Alpha Kappa Psi:
The Premier Co-Ed Business Fraternity
Some people come into college knowing exactly what they want to do, whether it’s the culmination of a dream fostered from childhood or a strategic path to attain ambitions. I, however, was not one of those people. As an International Studies major, I knew what interested me, knew what I wanted to study, knew that I wanted to go to grad school, but didn’t know what exactly I ultimately wanted to do. However, I began to have a better idea by the end of my freshman year and the beginning of my sophomore year, when my burgeoning interest in business led me to join AKPsi. Alpha Kappa Psi is the co-ed professional business fraternity on campus, providing professional development and guidance, as well as community service and brotherhood.
AKPsi emphasizes enhancing business opportunities and knowledge for its brothers. This doesn’t necessarily preclude non-conventional forms of business; although we have a lot of people interested in traditional areas of finance, not everyone is interested in sales and trade or investment banking. An example of those who aren’t going into traditional business is one of our current brothers who is in the five-year graduate school program for education with an ultimate goal to open international boarding schools which requires knowledge of finance, entrepreneurship, and marketing. We also have brothers who are pre-med and want to eventually open their own practices. Regardless of your major, “business” is a broad term that encompasses aspects of every area of study, and is applicable to nearly anything.
I pledged this semester, so I’m one of the newest brothers to the fraternity, but I’ve already gained so much from my short time involved in AKPsi, through both the rushing and pledging processes. I’d heard of AKPsi from friends freshman year, and had considered rushing spring semester. However, it wasn’t really until after my summer abroad at the London School of Economics, where I took courses in Statistics and Business Management, that my interest in business was piqued. When I returned to Hopkins in the fall, I decided to rush AKPsi. Rush begins with a few networking sessions to get to know the brothers, and the final event involves an interview, thereby already exposing potential members to integral components of the business world.

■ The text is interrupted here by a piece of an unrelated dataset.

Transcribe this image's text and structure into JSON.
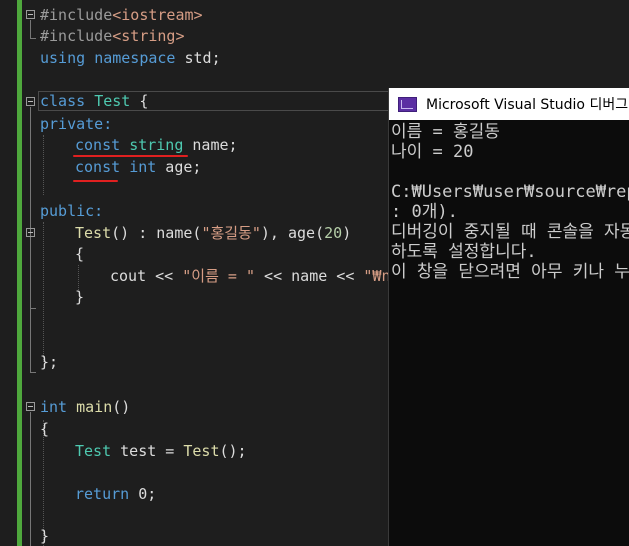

Pledging takes longer than rush, but through it, I was able to get to know the other students in my pledge class, who I probably never would have met otherwise. My pledge class, made up of both freshmen and sophomores, encompasses a broad range of majors—from computer science to public health—and extracurricular activities. As a class, we met for a few hours each week. During some of these meetings, brothers with work experience and internships in various fields of business and finance gave presentations to impart a greater knowledge and understanding of their respective fields. It’s often difficult to understand what a job entails beyond statistics and formal descriptions without hearing a first-hand account of someone who has actual experience. Luckily, we had brothers to do just that.
For our class project, we organized, marketed, and executed a campaign to raise funds—ultimately raising almost $6000 through Gertrude Hawk chocolate sales. Furthermore, because service is one of the fraternity’s core values, our pledge class also completed a day of community service, which we did at Whitelock Community Farm in the nearby Reservoir Hill neighborhood. The Farm was converted from a vacant lot just a few years ago and is led by current residents of the area, who seek to improve the neighborhood’s sense of community and bring easier access to fresh food to the public. While we started out not knowing what to expect, after a day of mulching, planting, and building, we ultimately had a great time helping out a new local organization and giving back to the community.
Each pledge was also required to attend a resume workshop, in which two brothers critiqued and edited our resumes. This was beyond helpful: I went in armed with only a template from Microsoft Word and a list of every activity I’d ever done, and left with a sheet of paper completely covered in red marks. Even after I made all of the (substantial) changes that were suggested, I sent my resume back to Nicole, the brother who critiqued it and had offered to check it again, post-edit, for good measure. I can honestly say that I would not be nearly as well prepared for the summer internship hunt without this.
As brothers, we remain active, bringing in professional speakers, organizing interview and networking workshops with alumni, and participating in events on-campus. For example, AKPsi sponsors the Elevator Pitch Contest, which gives students an opportunity to sell their business ideas to faculty judges and industry professionals. The Contest awards over $1,000 in cash prizes, and, along with the Business Plan Competition, encourages entrepreneurship and innovation within the student body. AKPsi members also participate in brotherhood events such as laser tag outings or brother dinners.
Professional assistance, as well as networking benefits, were what prompted me to rush AKPsi, but the quality of the help I’ve already received from it and the people in it are what make me so glad I did.
AKPsi holds informational sessions near the beginning of each semester, so make sure you check them out! My name is Stephany Bai and you can contact me and other AKPsi brothers with any questions at firstname.lastname@example.org. Learn more about us at www.jhu.edu/akpsi.